Below is a block of entries, which should be copied verbatim apart from the pictures.

BEGIN Records for this exercise

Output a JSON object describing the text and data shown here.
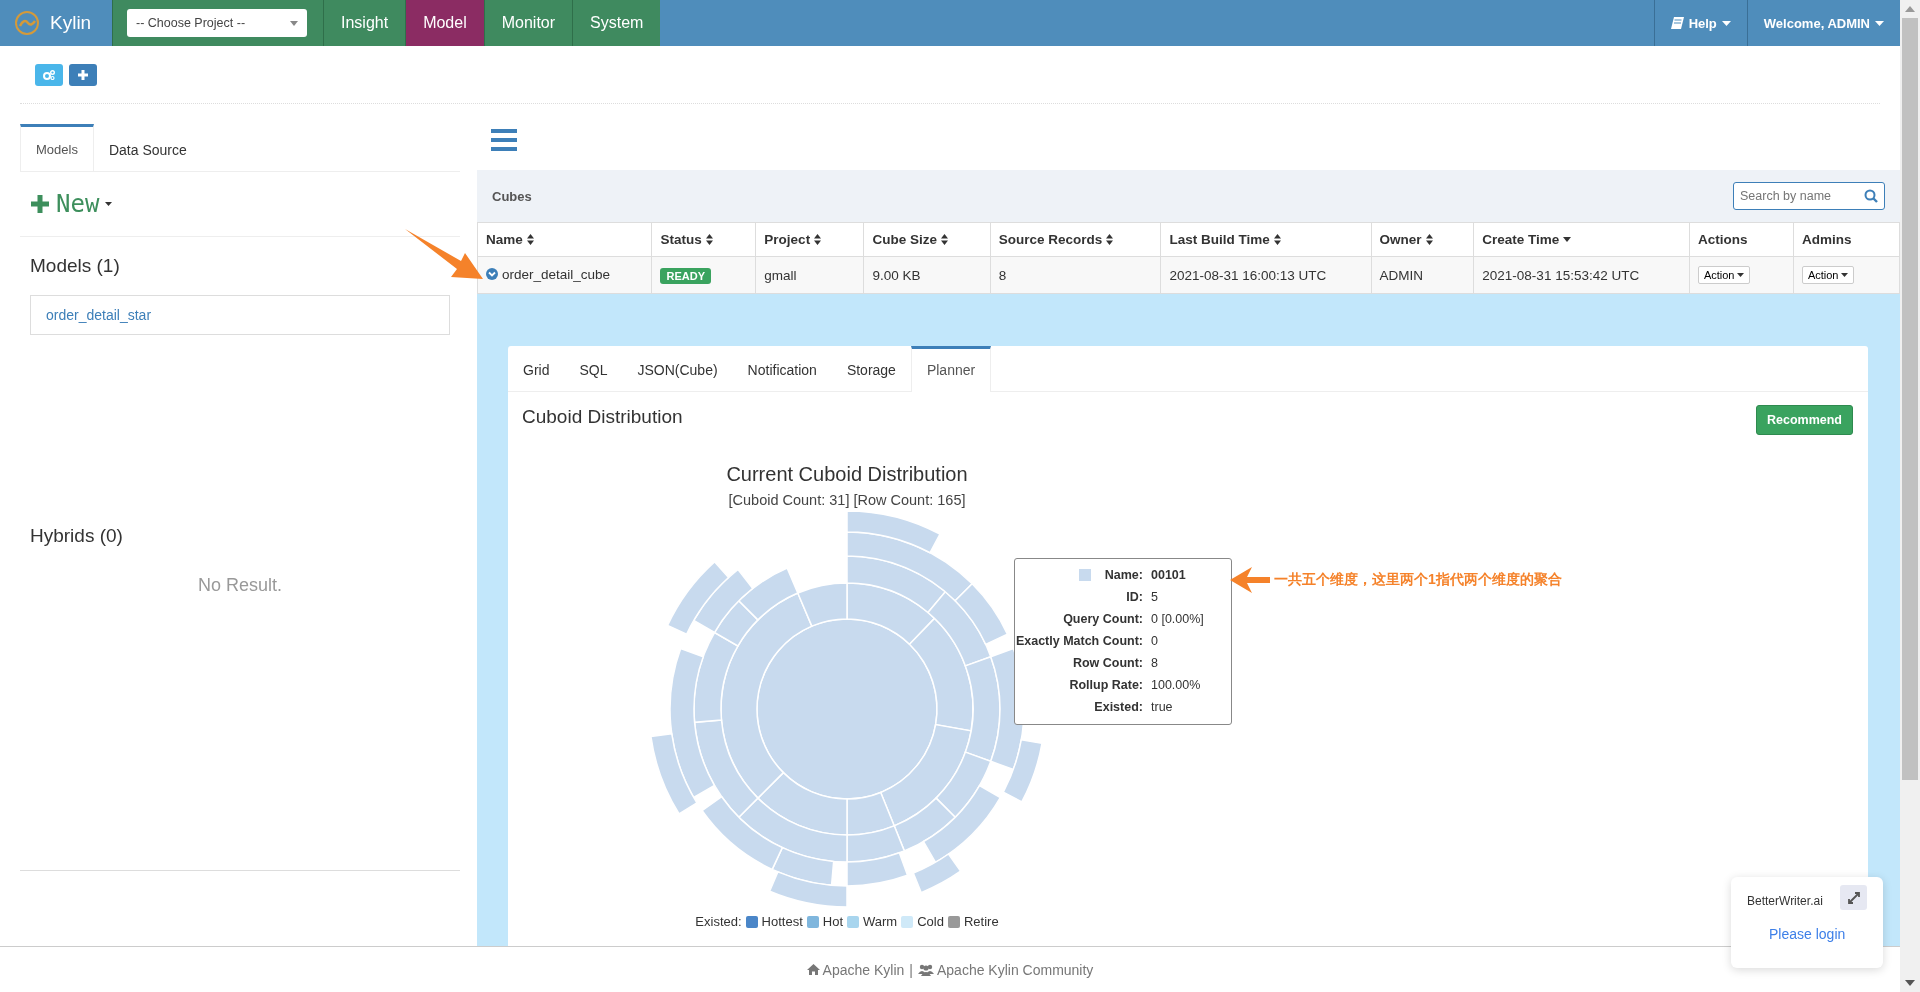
{
  "navbar": {
    "brand": "Kylin",
    "project_select": "-- Choose Project --",
    "tabs": [
      {
        "label": "Insight",
        "selected": false
      },
      {
        "label": "Model",
        "selected": true
      },
      {
        "label": "Monitor",
        "selected": false
      },
      {
        "label": "System",
        "selected": false
      }
    ],
    "help": "Help",
    "user": "Welcome, ADMIN"
  },
  "sidebar": {
    "tabs": [
      {
        "label": "Models",
        "selected": true
      },
      {
        "label": "Data Source",
        "selected": false
      }
    ],
    "new_button": "New",
    "models_heading": "Models (1)",
    "models": [
      "order_detail_star"
    ],
    "hybrids_heading": "Hybrids (0)",
    "hybrids_empty": "No Result."
  },
  "cubes": {
    "title": "Cubes",
    "search": {
      "placeholder": "Search by name"
    },
    "columns": [
      {
        "label": "Name",
        "sortable": true,
        "sorted": false
      },
      {
        "label": "Status",
        "sortable": true,
        "sorted": false
      },
      {
        "label": "Project",
        "sortable": true,
        "sorted": false
      },
      {
        "label": "Cube Size",
        "sortable": true,
        "sorted": false
      },
      {
        "label": "Source Records",
        "sortable": true,
        "sorted": false
      },
      {
        "label": "Last Build Time",
        "sortable": true,
        "sorted": false
      },
      {
        "label": "Owner",
        "sortable": true,
        "sorted": false
      },
      {
        "label": "Create Time",
        "sortable": true,
        "sorted": true
      },
      {
        "label": "Actions",
        "sortable": false
      },
      {
        "label": "Admins",
        "sortable": false
      }
    ],
    "rows": [
      {
        "expanded": true,
        "name": "order_detail_cube",
        "status": "READY",
        "project": "gmall",
        "cube_size": "9.00 KB",
        "source_records": "8",
        "last_build_time": "2021-08-31 16:00:13 UTC",
        "owner": "ADMIN",
        "create_time": "2021-08-31 15:53:42 UTC",
        "actions": "Action",
        "admins": "Action"
      }
    ]
  },
  "detail": {
    "tabs": [
      {
        "label": "Grid",
        "selected": false
      },
      {
        "label": "SQL",
        "selected": false
      },
      {
        "label": "JSON(Cube)",
        "selected": false
      },
      {
        "label": "Notification",
        "selected": false
      },
      {
        "label": "Storage",
        "selected": false
      },
      {
        "label": "Planner",
        "selected": true
      }
    ],
    "section_title": "Cuboid Distribution",
    "recommend_button": "Recommend",
    "chart": {
      "title": "Current Cuboid Distribution",
      "subtitle": "[Cuboid Count: 31] [Row Count: 165]",
      "tooltip": [
        {
          "label": "Name:",
          "value": "00101"
        },
        {
          "label": "ID:",
          "value": "5"
        },
        {
          "label": "Query Count:",
          "value": "0 [0.00%]"
        },
        {
          "label": "Exactly Match Count:",
          "value": "0"
        },
        {
          "label": "Row Count:",
          "value": "8"
        },
        {
          "label": "Rollup Rate:",
          "value": "100.00%"
        },
        {
          "label": "Existed:",
          "value": "true"
        }
      ],
      "legend_label": "Existed:",
      "legend": [
        {
          "label": "Hottest",
          "color": "#4a86c8"
        },
        {
          "label": "Hot",
          "color": "#7fb6dd"
        },
        {
          "label": "Warm",
          "color": "#a8d5ee"
        },
        {
          "label": "Cold",
          "color": "#cfe9f8"
        },
        {
          "label": "Retire",
          "color": "#999999"
        }
      ]
    }
  },
  "annotation": {
    "note": "一共五个维度，这里两个1指代两个维度的聚合"
  },
  "footer": {
    "links": [
      "Apache Kylin",
      "Apache Kylin Community"
    ],
    "separator": "|"
  },
  "widget": {
    "title": "BetterWriter.ai",
    "link": "Please login"
  }
}
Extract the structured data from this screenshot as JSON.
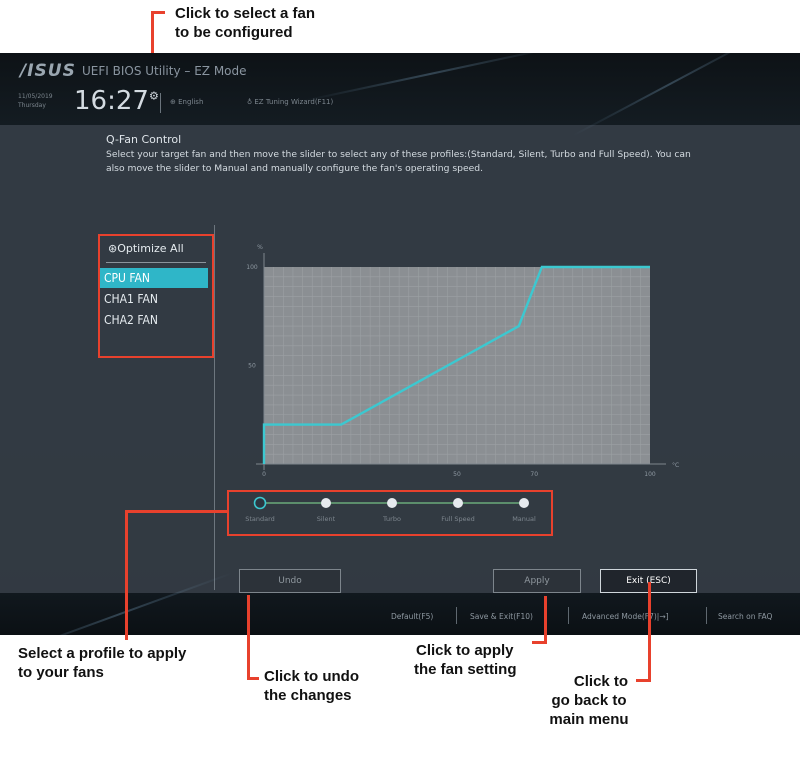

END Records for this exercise

### Reply:
Output a JSON object describing the text and data shown here.
{
  "navbar": {
    "brand": "Kylin",
    "project_select": "-- Choose Project --",
    "tabs": [
      {
        "label": "Insight",
        "selected": false
      },
      {
        "label": "Model",
        "selected": true
      },
      {
        "label": "Monitor",
        "selected": false
      },
      {
        "label": "System",
        "selected": false
      }
    ],
    "help": "Help",
    "user": "Welcome, ADMIN"
  },
  "sidebar": {
    "tabs": [
      {
        "label": "Models",
        "selected": true
      },
      {
        "label": "Data Source",
        "selected": false
      }
    ],
    "new_button": "New",
    "models_heading": "Models (1)",
    "models": [
      "order_detail_star"
    ],
    "hybrids_heading": "Hybrids (0)",
    "hybrids_empty": "No Result."
  },
  "cubes": {
    "title": "Cubes",
    "search": {
      "placeholder": "Search by name"
    },
    "columns": [
      {
        "label": "Name",
        "sortable": true,
        "sorted": false
      },
      {
        "label": "Status",
        "sortable": true,
        "sorted": false
      },
      {
        "label": "Project",
        "sortable": true,
        "sorted": false
      },
      {
        "label": "Cube Size",
        "sortable": true,
        "sorted": false
      },
      {
        "label": "Source Records",
        "sortable": true,
        "sorted": false
      },
      {
        "label": "Last Build Time",
        "sortable": true,
        "sorted": false
      },
      {
        "label": "Owner",
        "sortable": true,
        "sorted": false
      },
      {
        "label": "Create Time",
        "sortable": true,
        "sorted": true
      },
      {
        "label": "Actions",
        "sortable": false
      },
      {
        "label": "Admins",
        "sortable": false
      }
    ],
    "rows": [
      {
        "expanded": true,
        "name": "order_detail_cube",
        "status": "READY",
        "project": "gmall",
        "cube_size": "9.00 KB",
        "source_records": "8",
        "last_build_time": "2021-08-31 16:00:13 UTC",
        "owner": "ADMIN",
        "create_time": "2021-08-31 15:53:42 UTC",
        "actions": "Action",
        "admins": "Action"
      }
    ]
  },
  "detail": {
    "tabs": [
      {
        "label": "Grid",
        "selected": false
      },
      {
        "label": "SQL",
        "selected": false
      },
      {
        "label": "JSON(Cube)",
        "selected": false
      },
      {
        "label": "Notification",
        "selected": false
      },
      {
        "label": "Storage",
        "selected": false
      },
      {
        "label": "Planner",
        "selected": true
      }
    ],
    "section_title": "Cuboid Distribution",
    "recommend_button": "Recommend",
    "chart": {
      "title": "Current Cuboid Distribution",
      "subtitle": "[Cuboid Count: 31] [Row Count: 165]",
      "tooltip": [
        {
          "label": "Name:",
          "value": "00101"
        },
        {
          "label": "ID:",
          "value": "5"
        },
        {
          "label": "Query Count:",
          "value": "0 [0.00%]"
        },
        {
          "label": "Exactly Match Count:",
          "value": "0"
        },
        {
          "label": "Row Count:",
          "value": "8"
        },
        {
          "label": "Rollup Rate:",
          "value": "100.00%"
        },
        {
          "label": "Existed:",
          "value": "true"
        }
      ],
      "legend_label": "Existed:",
      "legend": [
        {
          "label": "Hottest",
          "color": "#4a86c8"
        },
        {
          "label": "Hot",
          "color": "#7fb6dd"
        },
        {
          "label": "Warm",
          "color": "#a8d5ee"
        },
        {
          "label": "Cold",
          "color": "#cfe9f8"
        },
        {
          "label": "Retire",
          "color": "#999999"
        }
      ]
    }
  },
  "annotation": {
    "note": "一共五个维度，这里两个1指代两个维度的聚合"
  },
  "footer": {
    "links": [
      "Apache Kylin",
      "Apache Kylin Community"
    ],
    "separator": "|"
  },
  "widget": {
    "title": "BetterWriter.ai",
    "link": "Please login"
  }
}
Extract the structured data from this screenshot as JSON.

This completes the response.